Problem statement - Before printing the listing, strip out its pictures and keep everything else exact.

Data -
+---+

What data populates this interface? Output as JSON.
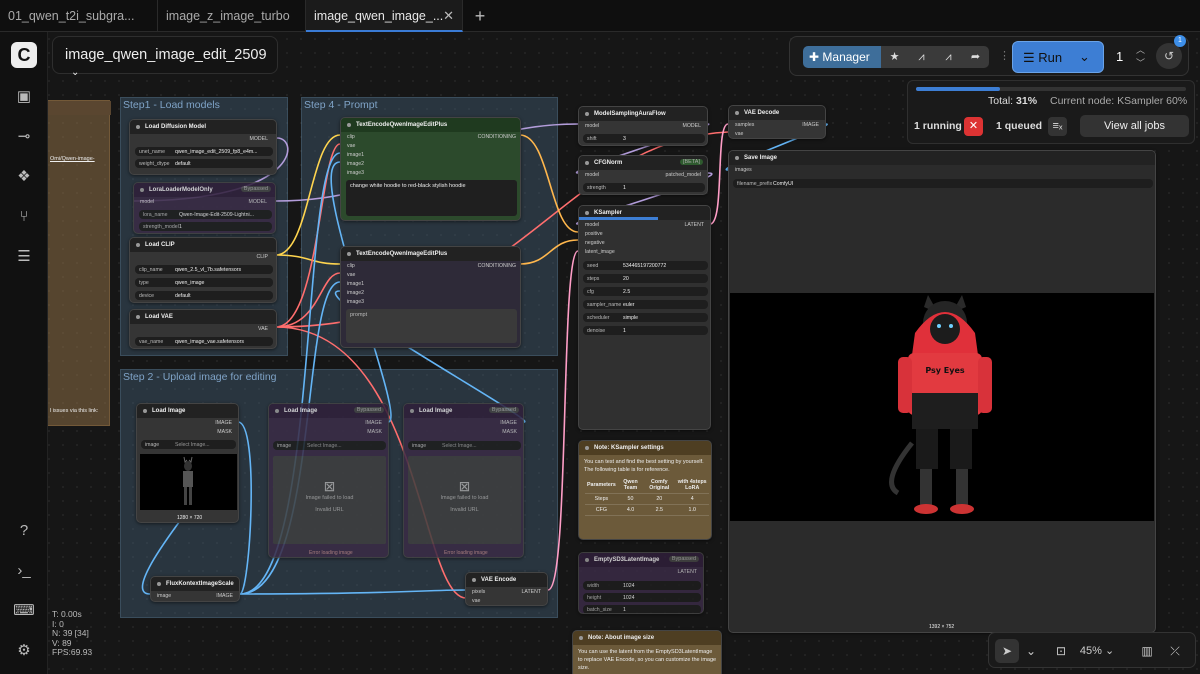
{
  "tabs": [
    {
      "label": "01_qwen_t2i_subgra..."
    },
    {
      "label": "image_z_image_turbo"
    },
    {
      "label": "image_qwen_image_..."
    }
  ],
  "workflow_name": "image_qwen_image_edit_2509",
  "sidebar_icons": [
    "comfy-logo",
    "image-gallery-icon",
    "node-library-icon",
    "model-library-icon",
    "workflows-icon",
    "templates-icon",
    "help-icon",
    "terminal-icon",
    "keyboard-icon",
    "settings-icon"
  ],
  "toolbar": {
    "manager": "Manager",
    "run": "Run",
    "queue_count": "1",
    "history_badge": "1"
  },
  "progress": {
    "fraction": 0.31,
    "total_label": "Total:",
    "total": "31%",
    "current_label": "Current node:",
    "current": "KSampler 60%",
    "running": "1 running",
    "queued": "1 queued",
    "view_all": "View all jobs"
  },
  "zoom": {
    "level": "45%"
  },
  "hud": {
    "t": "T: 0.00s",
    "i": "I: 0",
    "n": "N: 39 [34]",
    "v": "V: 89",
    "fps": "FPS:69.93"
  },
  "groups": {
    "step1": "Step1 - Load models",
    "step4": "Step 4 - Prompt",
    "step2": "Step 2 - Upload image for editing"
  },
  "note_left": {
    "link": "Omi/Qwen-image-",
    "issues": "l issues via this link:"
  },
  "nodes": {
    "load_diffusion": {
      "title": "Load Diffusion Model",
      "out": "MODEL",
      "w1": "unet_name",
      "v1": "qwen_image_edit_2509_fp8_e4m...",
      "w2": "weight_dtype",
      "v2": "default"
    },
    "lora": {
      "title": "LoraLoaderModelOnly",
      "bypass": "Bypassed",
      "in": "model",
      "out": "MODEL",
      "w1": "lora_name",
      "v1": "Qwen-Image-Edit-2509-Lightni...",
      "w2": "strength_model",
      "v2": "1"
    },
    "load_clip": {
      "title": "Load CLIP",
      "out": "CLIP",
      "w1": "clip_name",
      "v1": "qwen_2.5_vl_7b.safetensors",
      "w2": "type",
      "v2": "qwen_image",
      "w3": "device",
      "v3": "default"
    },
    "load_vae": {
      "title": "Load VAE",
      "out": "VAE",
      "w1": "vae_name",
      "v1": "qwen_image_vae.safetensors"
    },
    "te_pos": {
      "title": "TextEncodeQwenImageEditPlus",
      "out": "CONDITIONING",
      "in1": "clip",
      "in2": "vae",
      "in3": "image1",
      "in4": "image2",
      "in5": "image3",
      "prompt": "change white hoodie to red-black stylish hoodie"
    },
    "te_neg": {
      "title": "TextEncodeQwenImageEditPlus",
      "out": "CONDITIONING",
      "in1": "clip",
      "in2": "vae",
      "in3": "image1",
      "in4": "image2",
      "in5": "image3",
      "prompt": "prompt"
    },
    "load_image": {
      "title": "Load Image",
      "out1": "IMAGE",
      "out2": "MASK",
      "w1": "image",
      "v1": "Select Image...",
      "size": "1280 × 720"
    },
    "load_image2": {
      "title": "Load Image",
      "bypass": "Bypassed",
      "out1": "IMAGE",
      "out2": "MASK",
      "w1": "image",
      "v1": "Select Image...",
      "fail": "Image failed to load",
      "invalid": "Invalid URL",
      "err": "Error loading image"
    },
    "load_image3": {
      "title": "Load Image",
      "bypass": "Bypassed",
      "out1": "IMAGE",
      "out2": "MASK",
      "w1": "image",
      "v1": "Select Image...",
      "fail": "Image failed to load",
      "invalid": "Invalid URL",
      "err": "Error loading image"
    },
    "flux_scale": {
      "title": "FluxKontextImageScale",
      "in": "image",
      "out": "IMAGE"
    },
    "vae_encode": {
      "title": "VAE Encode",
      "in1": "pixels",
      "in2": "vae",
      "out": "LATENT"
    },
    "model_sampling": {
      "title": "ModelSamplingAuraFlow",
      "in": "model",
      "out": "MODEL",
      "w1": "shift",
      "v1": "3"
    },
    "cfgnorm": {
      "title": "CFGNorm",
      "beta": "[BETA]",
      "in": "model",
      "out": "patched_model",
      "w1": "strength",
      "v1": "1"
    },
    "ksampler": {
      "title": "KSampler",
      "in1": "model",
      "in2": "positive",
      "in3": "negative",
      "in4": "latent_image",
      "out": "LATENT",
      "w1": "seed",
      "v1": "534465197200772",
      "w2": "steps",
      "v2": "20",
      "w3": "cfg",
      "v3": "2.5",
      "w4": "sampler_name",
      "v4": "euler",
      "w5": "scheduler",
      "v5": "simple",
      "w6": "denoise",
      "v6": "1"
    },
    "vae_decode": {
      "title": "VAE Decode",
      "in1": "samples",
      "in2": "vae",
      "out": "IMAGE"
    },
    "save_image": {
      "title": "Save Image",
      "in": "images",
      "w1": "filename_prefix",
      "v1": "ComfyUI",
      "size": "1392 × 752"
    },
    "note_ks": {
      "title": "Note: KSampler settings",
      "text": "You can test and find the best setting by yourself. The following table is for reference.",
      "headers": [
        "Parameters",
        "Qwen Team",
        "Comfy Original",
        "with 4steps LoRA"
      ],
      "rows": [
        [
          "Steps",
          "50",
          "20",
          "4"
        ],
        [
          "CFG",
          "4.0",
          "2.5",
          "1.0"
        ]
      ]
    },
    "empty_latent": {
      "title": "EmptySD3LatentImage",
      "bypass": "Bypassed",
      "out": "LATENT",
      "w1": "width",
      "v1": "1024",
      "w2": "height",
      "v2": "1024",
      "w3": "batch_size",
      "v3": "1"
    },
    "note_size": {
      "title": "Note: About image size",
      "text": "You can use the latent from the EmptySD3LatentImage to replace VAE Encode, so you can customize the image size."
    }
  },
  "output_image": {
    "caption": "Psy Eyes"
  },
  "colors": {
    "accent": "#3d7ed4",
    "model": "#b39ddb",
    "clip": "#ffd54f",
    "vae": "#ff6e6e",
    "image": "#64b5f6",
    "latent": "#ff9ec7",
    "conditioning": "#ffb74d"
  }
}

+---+

Final answer -
What data populates this interface? Output as JSON.
{
  "tabs": [
    {
      "label": "01_qwen_t2i_subgra..."
    },
    {
      "label": "image_z_image_turbo"
    },
    {
      "label": "image_qwen_image_..."
    }
  ],
  "workflow_name": "image_qwen_image_edit_2509",
  "sidebar_icons": [
    "comfy-logo",
    "image-gallery-icon",
    "node-library-icon",
    "model-library-icon",
    "workflows-icon",
    "templates-icon",
    "help-icon",
    "terminal-icon",
    "keyboard-icon",
    "settings-icon"
  ],
  "toolbar": {
    "manager": "Manager",
    "run": "Run",
    "queue_count": "1",
    "history_badge": "1"
  },
  "progress": {
    "fraction": 0.31,
    "total_label": "Total:",
    "total": "31%",
    "current_label": "Current node:",
    "current": "KSampler 60%",
    "running": "1 running",
    "queued": "1 queued",
    "view_all": "View all jobs"
  },
  "zoom": {
    "level": "45%"
  },
  "hud": {
    "t": "T: 0.00s",
    "i": "I: 0",
    "n": "N: 39 [34]",
    "v": "V: 89",
    "fps": "FPS:69.93"
  },
  "groups": {
    "step1": "Step1 - Load models",
    "step4": "Step 4 - Prompt",
    "step2": "Step 2 - Upload image for editing"
  },
  "note_left": {
    "link": "Omi/Qwen-image-",
    "issues": "l issues via this link:"
  },
  "nodes": {
    "load_diffusion": {
      "title": "Load Diffusion Model",
      "out": "MODEL",
      "w1": "unet_name",
      "v1": "qwen_image_edit_2509_fp8_e4m...",
      "w2": "weight_dtype",
      "v2": "default"
    },
    "lora": {
      "title": "LoraLoaderModelOnly",
      "bypass": "Bypassed",
      "in": "model",
      "out": "MODEL",
      "w1": "lora_name",
      "v1": "Qwen-Image-Edit-2509-Lightni...",
      "w2": "strength_model",
      "v2": "1"
    },
    "load_clip": {
      "title": "Load CLIP",
      "out": "CLIP",
      "w1": "clip_name",
      "v1": "qwen_2.5_vl_7b.safetensors",
      "w2": "type",
      "v2": "qwen_image",
      "w3": "device",
      "v3": "default"
    },
    "load_vae": {
      "title": "Load VAE",
      "out": "VAE",
      "w1": "vae_name",
      "v1": "qwen_image_vae.safetensors"
    },
    "te_pos": {
      "title": "TextEncodeQwenImageEditPlus",
      "out": "CONDITIONING",
      "in1": "clip",
      "in2": "vae",
      "in3": "image1",
      "in4": "image2",
      "in5": "image3",
      "prompt": "change white hoodie to red-black stylish hoodie"
    },
    "te_neg": {
      "title": "TextEncodeQwenImageEditPlus",
      "out": "CONDITIONING",
      "in1": "clip",
      "in2": "vae",
      "in3": "image1",
      "in4": "image2",
      "in5": "image3",
      "prompt": "prompt"
    },
    "load_image": {
      "title": "Load Image",
      "out1": "IMAGE",
      "out2": "MASK",
      "w1": "image",
      "v1": "Select Image...",
      "size": "1280 × 720"
    },
    "load_image2": {
      "title": "Load Image",
      "bypass": "Bypassed",
      "out1": "IMAGE",
      "out2": "MASK",
      "w1": "image",
      "v1": "Select Image...",
      "fail": "Image failed to load",
      "invalid": "Invalid URL",
      "err": "Error loading image"
    },
    "load_image3": {
      "title": "Load Image",
      "bypass": "Bypassed",
      "out1": "IMAGE",
      "out2": "MASK",
      "w1": "image",
      "v1": "Select Image...",
      "fail": "Image failed to load",
      "invalid": "Invalid URL",
      "err": "Error loading image"
    },
    "flux_scale": {
      "title": "FluxKontextImageScale",
      "in": "image",
      "out": "IMAGE"
    },
    "vae_encode": {
      "title": "VAE Encode",
      "in1": "pixels",
      "in2": "vae",
      "out": "LATENT"
    },
    "model_sampling": {
      "title": "ModelSamplingAuraFlow",
      "in": "model",
      "out": "MODEL",
      "w1": "shift",
      "v1": "3"
    },
    "cfgnorm": {
      "title": "CFGNorm",
      "beta": "[BETA]",
      "in": "model",
      "out": "patched_model",
      "w1": "strength",
      "v1": "1"
    },
    "ksampler": {
      "title": "KSampler",
      "in1": "model",
      "in2": "positive",
      "in3": "negative",
      "in4": "latent_image",
      "out": "LATENT",
      "w1": "seed",
      "v1": "534465197200772",
      "w2": "steps",
      "v2": "20",
      "w3": "cfg",
      "v3": "2.5",
      "w4": "sampler_name",
      "v4": "euler",
      "w5": "scheduler",
      "v5": "simple",
      "w6": "denoise",
      "v6": "1"
    },
    "vae_decode": {
      "title": "VAE Decode",
      "in1": "samples",
      "in2": "vae",
      "out": "IMAGE"
    },
    "save_image": {
      "title": "Save Image",
      "in": "images",
      "w1": "filename_prefix",
      "v1": "ComfyUI",
      "size": "1392 × 752"
    },
    "note_ks": {
      "title": "Note: KSampler settings",
      "text": "You can test and find the best setting by yourself. The following table is for reference.",
      "headers": [
        "Parameters",
        "Qwen Team",
        "Comfy Original",
        "with 4steps LoRA"
      ],
      "rows": [
        [
          "Steps",
          "50",
          "20",
          "4"
        ],
        [
          "CFG",
          "4.0",
          "2.5",
          "1.0"
        ]
      ]
    },
    "empty_latent": {
      "title": "EmptySD3LatentImage",
      "bypass": "Bypassed",
      "out": "LATENT",
      "w1": "width",
      "v1": "1024",
      "w2": "height",
      "v2": "1024",
      "w3": "batch_size",
      "v3": "1"
    },
    "note_size": {
      "title": "Note: About image size",
      "text": "You can use the latent from the EmptySD3LatentImage to replace VAE Encode, so you can customize the image size."
    }
  },
  "output_image": {
    "caption": "Psy Eyes"
  },
  "colors": {
    "accent": "#3d7ed4",
    "model": "#b39ddb",
    "clip": "#ffd54f",
    "vae": "#ff6e6e",
    "image": "#64b5f6",
    "latent": "#ff9ec7",
    "conditioning": "#ffb74d"
  }
}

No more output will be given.